The Jaramillo family has not yet determined how to respond to the order, according to their lawyer.
"We have just received documents from the state of Iowa. We are in the process of reviewing them," attorney Ryan Best said.
The order comes more than four months since the accident. Michael, his parents, his two brothers and a cousin were submerged when their boat capsized.
Michael and the younger David were both trapped in their seat belts under the raft, according to reports.
Both boys were taken from the scene in ambulances for treatment at Des Moines hospitals.
Michael was pronounced dead early July 4. An autopsy report lists drowning as his cause of death.
The family has not initiated legal proceedings, although Michael's estate documents indicate the Jaramillos intend to pursue a negligence claim related to his death.
Best declined to comment further on the possibility of legal action.
Register investigation found river raft rides have record of serious accidents
A Register investigation published in October found a decades-long string of deaths and injuries connected to simulated river rapids rides around the world, including some made by the Liechtenstein-based manufacturer of Raging River, Intamin Amusement Rides.
Several of the violations cited in the Iowa Division of Labor order are consistent with problems the Register's investigation found contributed to accidents at other rapids rides:
Under-inflated air bladders.
Failure to supervise riders at all times.
Inadequate staff training.
Inadequate emergency procedures.
Experts interviewed in connection with the Register's investigation said the Register's findings showed the potential for serious problems with the way the rides are designed and managed.
"If lack of following a procedure leads to a catastrophic outcome, then we have not designed a system that is resilient enough to actually do what we need it to do," said Trish Kerin, an internationally known industrial safety expert who had reviewed one of the other accidents.
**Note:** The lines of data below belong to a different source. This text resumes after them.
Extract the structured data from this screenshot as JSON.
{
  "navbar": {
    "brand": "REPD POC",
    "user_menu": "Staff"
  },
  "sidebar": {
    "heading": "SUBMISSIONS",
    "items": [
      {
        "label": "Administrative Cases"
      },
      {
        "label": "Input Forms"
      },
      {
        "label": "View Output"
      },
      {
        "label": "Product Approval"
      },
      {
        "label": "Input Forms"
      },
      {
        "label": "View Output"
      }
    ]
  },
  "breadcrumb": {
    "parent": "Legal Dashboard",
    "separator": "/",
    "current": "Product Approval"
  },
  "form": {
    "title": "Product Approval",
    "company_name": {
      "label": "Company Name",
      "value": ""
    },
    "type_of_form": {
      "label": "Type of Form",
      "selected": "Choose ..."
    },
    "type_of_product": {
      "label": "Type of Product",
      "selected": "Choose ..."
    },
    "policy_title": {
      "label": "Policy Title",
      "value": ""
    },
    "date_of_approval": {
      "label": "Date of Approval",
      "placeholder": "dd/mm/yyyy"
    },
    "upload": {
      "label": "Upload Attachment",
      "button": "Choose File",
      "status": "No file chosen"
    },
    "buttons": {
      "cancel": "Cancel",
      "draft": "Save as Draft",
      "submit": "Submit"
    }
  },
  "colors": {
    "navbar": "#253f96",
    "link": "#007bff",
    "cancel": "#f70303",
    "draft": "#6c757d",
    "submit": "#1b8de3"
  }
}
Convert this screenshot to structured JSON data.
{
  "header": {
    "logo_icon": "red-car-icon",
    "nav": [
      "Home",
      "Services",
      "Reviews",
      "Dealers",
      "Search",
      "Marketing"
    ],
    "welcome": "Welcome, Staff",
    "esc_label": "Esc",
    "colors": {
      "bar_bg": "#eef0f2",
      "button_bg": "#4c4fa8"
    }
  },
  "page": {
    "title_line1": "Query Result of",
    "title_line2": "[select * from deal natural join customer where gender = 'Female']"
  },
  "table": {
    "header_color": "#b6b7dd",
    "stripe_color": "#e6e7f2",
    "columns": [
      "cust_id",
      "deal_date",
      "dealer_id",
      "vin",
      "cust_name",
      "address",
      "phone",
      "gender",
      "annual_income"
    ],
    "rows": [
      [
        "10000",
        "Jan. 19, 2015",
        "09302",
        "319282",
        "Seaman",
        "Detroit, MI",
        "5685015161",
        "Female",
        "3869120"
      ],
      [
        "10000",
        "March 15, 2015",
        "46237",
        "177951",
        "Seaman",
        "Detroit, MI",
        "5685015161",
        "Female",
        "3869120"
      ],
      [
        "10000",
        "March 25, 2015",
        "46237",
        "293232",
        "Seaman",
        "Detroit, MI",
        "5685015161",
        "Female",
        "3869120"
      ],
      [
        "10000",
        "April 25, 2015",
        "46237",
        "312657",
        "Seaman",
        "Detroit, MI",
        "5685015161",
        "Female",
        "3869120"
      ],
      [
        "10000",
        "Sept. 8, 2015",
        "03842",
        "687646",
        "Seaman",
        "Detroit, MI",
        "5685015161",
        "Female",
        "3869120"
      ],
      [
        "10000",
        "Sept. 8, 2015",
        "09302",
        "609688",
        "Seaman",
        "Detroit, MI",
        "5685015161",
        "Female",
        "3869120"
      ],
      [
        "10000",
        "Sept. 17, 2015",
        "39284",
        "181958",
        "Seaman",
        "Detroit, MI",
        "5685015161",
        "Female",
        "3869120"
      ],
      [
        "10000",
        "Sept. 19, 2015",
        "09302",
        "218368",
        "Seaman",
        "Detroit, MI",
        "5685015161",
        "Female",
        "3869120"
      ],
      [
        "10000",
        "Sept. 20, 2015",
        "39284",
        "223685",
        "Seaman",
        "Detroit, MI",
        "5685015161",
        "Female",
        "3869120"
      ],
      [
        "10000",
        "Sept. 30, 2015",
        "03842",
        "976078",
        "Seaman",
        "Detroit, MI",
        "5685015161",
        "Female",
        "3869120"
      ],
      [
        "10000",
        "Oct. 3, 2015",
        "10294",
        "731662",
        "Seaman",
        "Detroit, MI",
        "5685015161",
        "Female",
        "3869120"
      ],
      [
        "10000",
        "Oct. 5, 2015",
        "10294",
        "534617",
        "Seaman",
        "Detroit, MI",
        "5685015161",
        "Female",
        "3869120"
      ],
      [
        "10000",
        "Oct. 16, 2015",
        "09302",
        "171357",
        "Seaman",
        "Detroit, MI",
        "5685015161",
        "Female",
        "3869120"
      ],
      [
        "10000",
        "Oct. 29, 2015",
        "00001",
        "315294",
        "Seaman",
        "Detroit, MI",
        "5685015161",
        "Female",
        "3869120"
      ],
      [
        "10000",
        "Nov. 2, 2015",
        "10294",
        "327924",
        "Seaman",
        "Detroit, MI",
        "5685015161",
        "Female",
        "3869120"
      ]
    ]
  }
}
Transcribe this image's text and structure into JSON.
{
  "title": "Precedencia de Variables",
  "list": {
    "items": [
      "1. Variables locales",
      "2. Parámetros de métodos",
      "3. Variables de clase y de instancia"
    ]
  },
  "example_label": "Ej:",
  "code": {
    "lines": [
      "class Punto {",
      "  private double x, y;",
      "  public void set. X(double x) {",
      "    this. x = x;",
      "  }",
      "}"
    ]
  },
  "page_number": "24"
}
This article originally appeared on Des Moines Register: Adventureland's Raging River ride had 17 safety violations, state says